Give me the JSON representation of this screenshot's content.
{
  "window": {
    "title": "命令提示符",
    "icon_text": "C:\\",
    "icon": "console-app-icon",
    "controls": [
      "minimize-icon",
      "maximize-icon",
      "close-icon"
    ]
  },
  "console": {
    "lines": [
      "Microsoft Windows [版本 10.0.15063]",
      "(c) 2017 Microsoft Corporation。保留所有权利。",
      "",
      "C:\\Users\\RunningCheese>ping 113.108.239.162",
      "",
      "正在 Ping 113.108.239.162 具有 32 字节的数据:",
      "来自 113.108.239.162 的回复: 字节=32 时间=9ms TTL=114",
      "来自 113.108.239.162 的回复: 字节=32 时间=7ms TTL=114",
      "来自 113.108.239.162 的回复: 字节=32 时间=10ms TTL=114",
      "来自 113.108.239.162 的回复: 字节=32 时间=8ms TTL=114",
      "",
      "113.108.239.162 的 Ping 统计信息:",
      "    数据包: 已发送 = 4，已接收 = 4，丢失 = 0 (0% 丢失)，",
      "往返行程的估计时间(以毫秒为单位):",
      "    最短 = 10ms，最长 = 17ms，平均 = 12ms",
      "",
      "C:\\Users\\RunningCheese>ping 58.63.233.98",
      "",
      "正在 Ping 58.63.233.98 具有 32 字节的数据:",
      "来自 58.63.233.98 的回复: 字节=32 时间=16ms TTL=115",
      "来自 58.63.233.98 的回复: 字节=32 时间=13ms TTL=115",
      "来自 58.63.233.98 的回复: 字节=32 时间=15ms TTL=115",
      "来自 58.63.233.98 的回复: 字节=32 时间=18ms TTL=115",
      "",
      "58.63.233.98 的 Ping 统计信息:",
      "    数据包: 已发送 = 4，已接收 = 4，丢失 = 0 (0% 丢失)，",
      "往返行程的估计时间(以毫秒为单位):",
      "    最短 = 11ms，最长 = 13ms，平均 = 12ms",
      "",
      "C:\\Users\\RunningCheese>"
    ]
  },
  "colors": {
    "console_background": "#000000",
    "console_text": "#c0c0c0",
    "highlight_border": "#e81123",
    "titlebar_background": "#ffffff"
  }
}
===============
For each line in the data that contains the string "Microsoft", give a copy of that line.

■ **Exercise answer**:
      "Microsoft Windows [版本 10.0.15063]",
      "(c) 2017 Microsoft Corporation。保留所有权利。",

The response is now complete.